RECORDS SUPPLIED:
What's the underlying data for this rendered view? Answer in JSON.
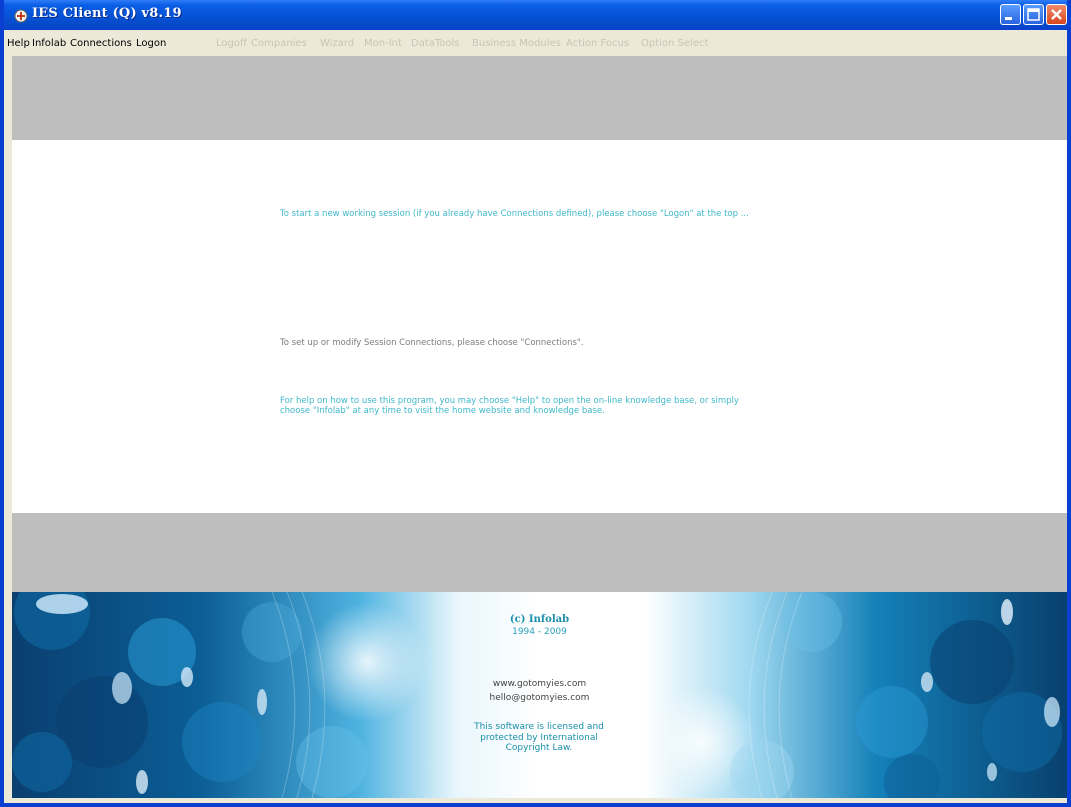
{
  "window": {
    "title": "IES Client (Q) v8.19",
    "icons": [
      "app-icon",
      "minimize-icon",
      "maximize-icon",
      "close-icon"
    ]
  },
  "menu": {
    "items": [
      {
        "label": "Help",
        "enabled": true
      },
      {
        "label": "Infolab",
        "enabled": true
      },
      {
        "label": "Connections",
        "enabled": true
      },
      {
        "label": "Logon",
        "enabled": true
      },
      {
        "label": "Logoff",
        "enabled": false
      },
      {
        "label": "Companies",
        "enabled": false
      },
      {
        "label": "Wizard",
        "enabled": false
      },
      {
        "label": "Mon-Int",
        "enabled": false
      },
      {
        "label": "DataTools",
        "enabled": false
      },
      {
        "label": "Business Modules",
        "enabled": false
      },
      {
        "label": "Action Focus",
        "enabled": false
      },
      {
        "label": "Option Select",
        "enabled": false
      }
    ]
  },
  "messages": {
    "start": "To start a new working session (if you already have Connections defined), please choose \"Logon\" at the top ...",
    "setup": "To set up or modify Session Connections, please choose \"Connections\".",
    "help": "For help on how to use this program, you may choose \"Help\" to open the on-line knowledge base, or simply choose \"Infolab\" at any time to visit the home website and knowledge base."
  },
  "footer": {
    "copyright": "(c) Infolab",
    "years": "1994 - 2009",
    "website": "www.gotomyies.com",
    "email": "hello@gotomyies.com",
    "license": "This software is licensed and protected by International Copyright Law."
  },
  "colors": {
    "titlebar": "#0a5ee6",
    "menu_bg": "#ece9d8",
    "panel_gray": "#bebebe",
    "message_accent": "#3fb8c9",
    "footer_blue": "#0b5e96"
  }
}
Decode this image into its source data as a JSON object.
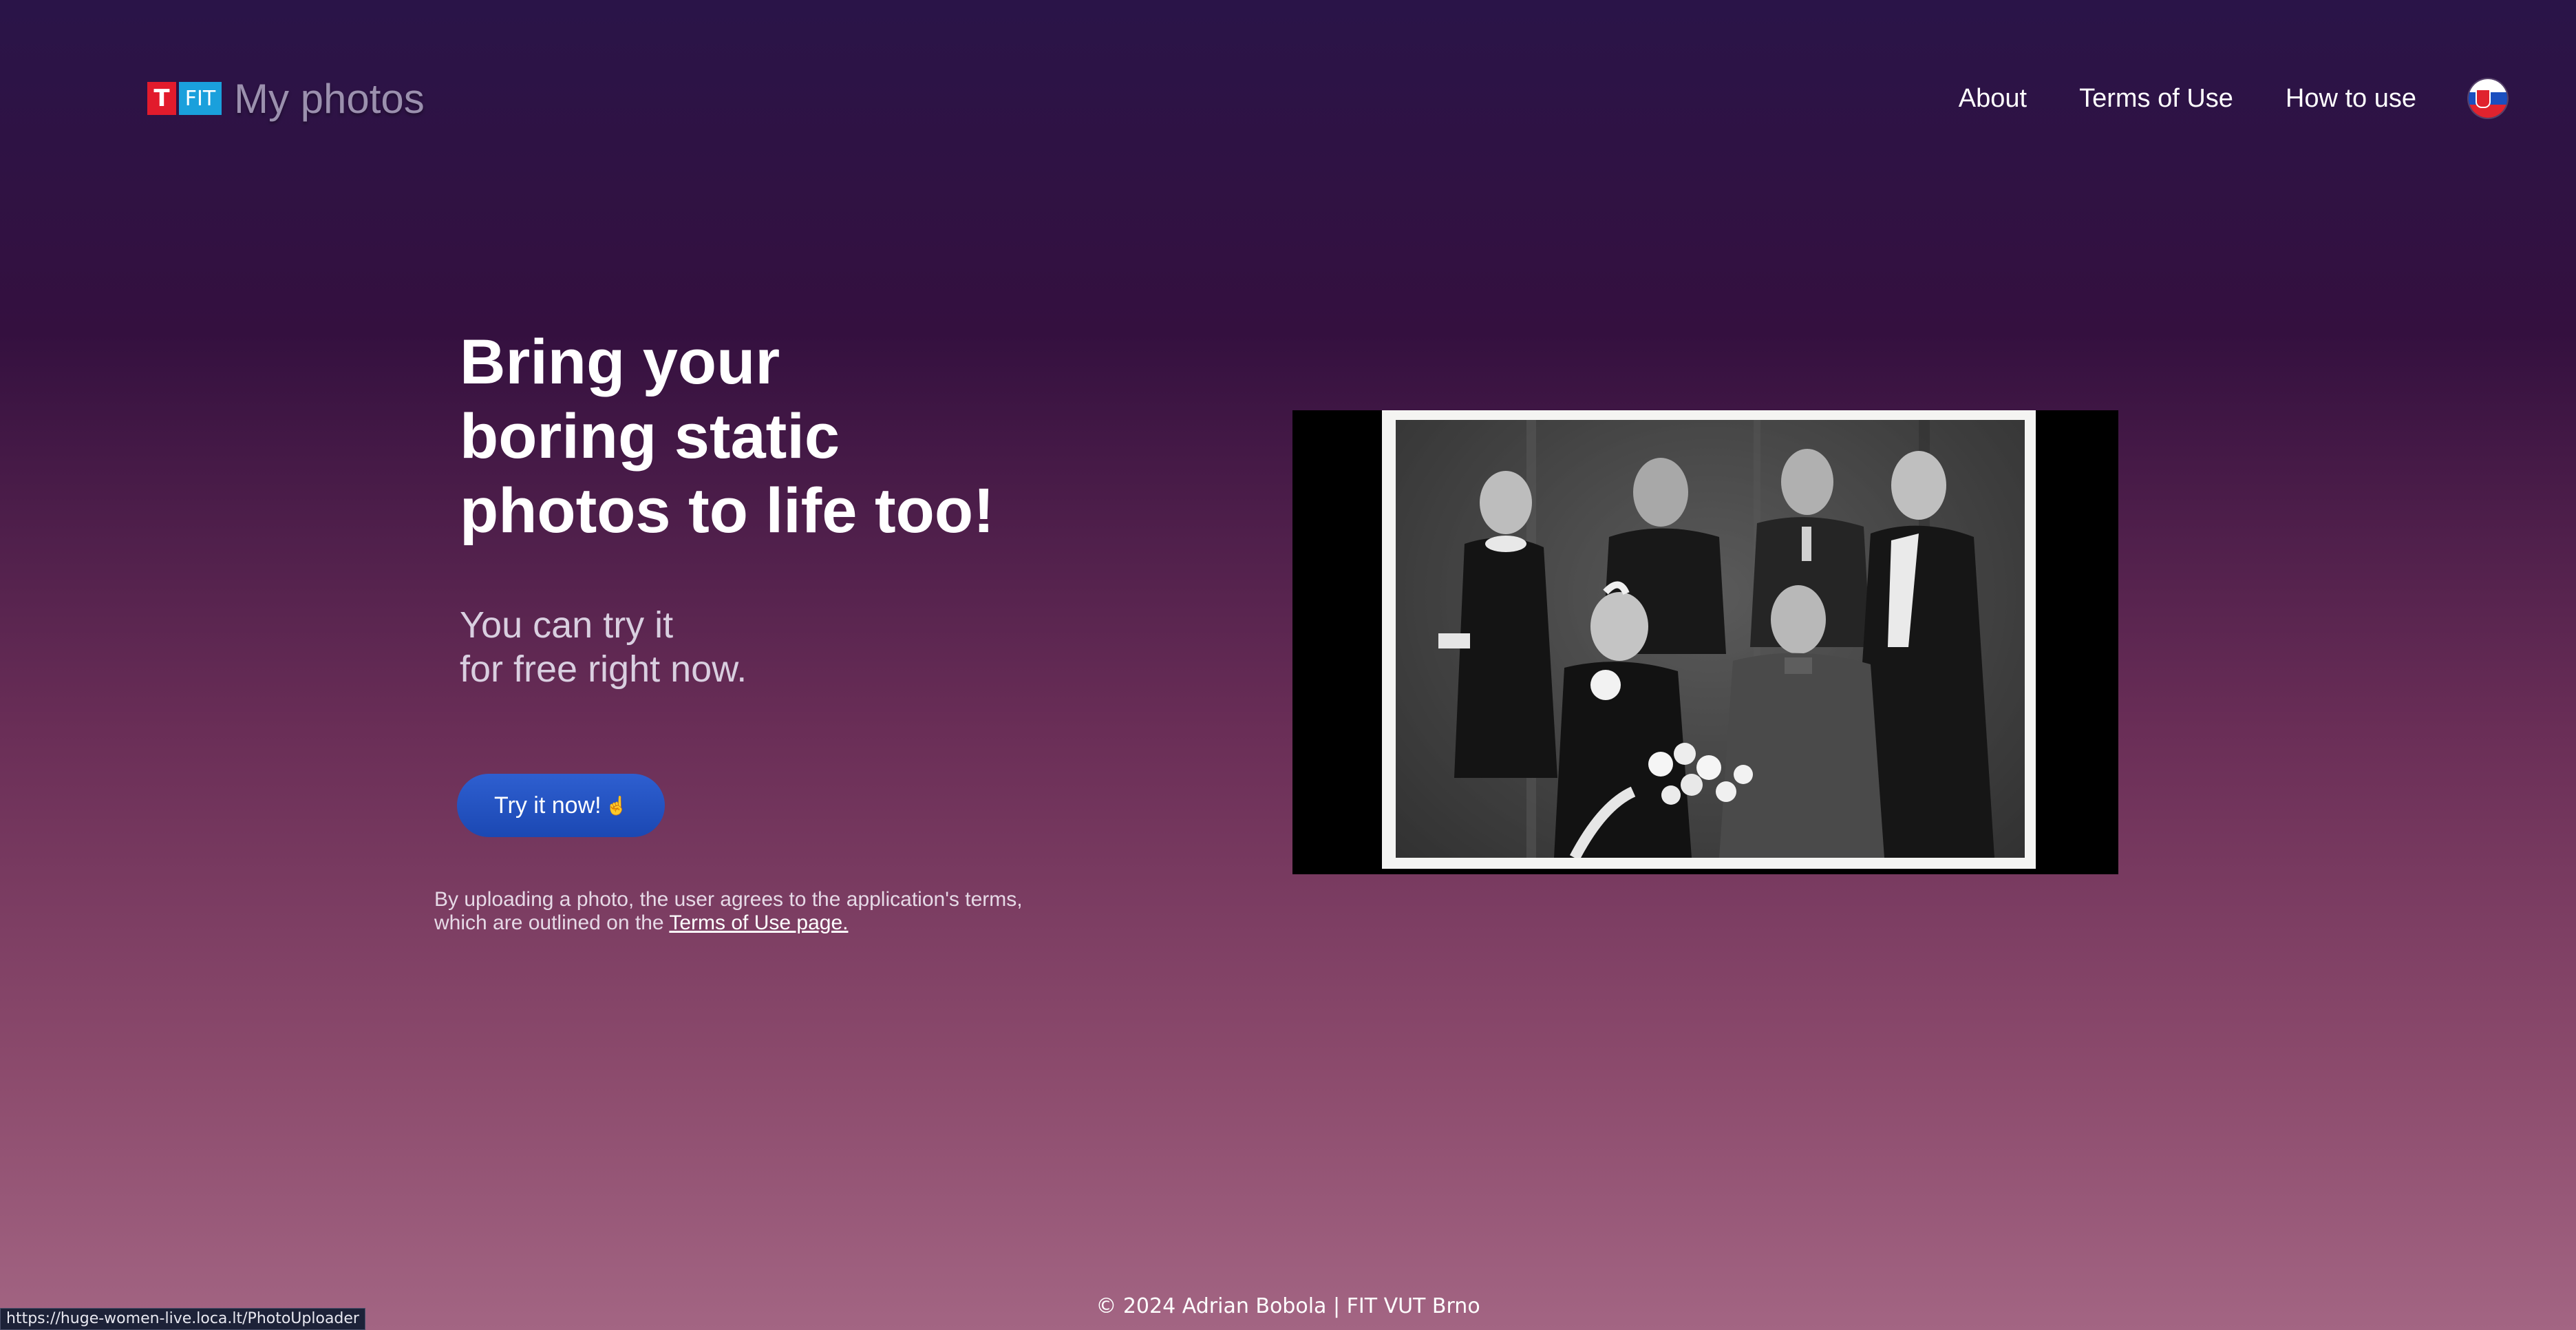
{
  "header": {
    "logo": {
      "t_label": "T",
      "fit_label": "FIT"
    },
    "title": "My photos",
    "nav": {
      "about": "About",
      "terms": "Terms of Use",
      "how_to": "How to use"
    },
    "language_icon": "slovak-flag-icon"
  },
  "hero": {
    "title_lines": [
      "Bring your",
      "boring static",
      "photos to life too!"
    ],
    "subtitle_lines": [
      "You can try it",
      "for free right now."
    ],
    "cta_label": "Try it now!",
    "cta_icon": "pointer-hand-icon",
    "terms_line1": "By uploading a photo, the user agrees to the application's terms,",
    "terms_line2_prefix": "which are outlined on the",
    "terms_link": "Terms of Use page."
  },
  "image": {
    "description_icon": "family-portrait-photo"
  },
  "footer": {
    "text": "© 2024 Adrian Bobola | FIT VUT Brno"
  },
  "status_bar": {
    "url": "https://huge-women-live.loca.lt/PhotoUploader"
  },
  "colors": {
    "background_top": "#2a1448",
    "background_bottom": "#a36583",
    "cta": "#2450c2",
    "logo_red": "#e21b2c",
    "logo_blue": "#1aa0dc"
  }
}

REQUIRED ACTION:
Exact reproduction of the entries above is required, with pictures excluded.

WRITTEN ANSWER:
What's the underlying data for this rendered view? Answer in JSON.
{
  "window": {
    "title": "IES Client (Q) v8.19",
    "icons": [
      "app-icon",
      "minimize-icon",
      "maximize-icon",
      "close-icon"
    ]
  },
  "menu": {
    "items": [
      {
        "label": "Help",
        "enabled": true
      },
      {
        "label": "Infolab",
        "enabled": true
      },
      {
        "label": "Connections",
        "enabled": true
      },
      {
        "label": "Logon",
        "enabled": true
      },
      {
        "label": "Logoff",
        "enabled": false
      },
      {
        "label": "Companies",
        "enabled": false
      },
      {
        "label": "Wizard",
        "enabled": false
      },
      {
        "label": "Mon-Int",
        "enabled": false
      },
      {
        "label": "DataTools",
        "enabled": false
      },
      {
        "label": "Business Modules",
        "enabled": false
      },
      {
        "label": "Action Focus",
        "enabled": false
      },
      {
        "label": "Option Select",
        "enabled": false
      }
    ]
  },
  "messages": {
    "start": "To start a new working session (if you already have Connections defined), please choose \"Logon\" at the top ...",
    "setup": "To set up or modify Session Connections, please choose \"Connections\".",
    "help": "For help on how to use this program, you may choose \"Help\" to open the on-line knowledge base, or simply choose \"Infolab\" at any time to visit the home website and knowledge base."
  },
  "footer": {
    "copyright": "(c) Infolab",
    "years": "1994 - 2009",
    "website": "www.gotomyies.com",
    "email": "hello@gotomyies.com",
    "license": "This software is licensed and protected by International Copyright Law."
  },
  "colors": {
    "titlebar": "#0a5ee6",
    "menu_bg": "#ece9d8",
    "panel_gray": "#bebebe",
    "message_accent": "#3fb8c9",
    "footer_blue": "#0b5e96"
  }
}
Decode this image into its source data as a JSON object.
{
  "header": {
    "logo": {
      "t_label": "T",
      "fit_label": "FIT"
    },
    "title": "My photos",
    "nav": {
      "about": "About",
      "terms": "Terms of Use",
      "how_to": "How to use"
    },
    "language_icon": "slovak-flag-icon"
  },
  "hero": {
    "title_lines": [
      "Bring your",
      "boring static",
      "photos to life too!"
    ],
    "subtitle_lines": [
      "You can try it",
      "for free right now."
    ],
    "cta_label": "Try it now!",
    "cta_icon": "pointer-hand-icon",
    "terms_line1": "By uploading a photo, the user agrees to the application's terms,",
    "terms_line2_prefix": "which are outlined on the",
    "terms_link": "Terms of Use page."
  },
  "image": {
    "description_icon": "family-portrait-photo"
  },
  "footer": {
    "text": "© 2024 Adrian Bobola | FIT VUT Brno"
  },
  "status_bar": {
    "url": "https://huge-women-live.loca.lt/PhotoUploader"
  },
  "colors": {
    "background_top": "#2a1448",
    "background_bottom": "#a36583",
    "cta": "#2450c2",
    "logo_red": "#e21b2c",
    "logo_blue": "#1aa0dc"
  }
}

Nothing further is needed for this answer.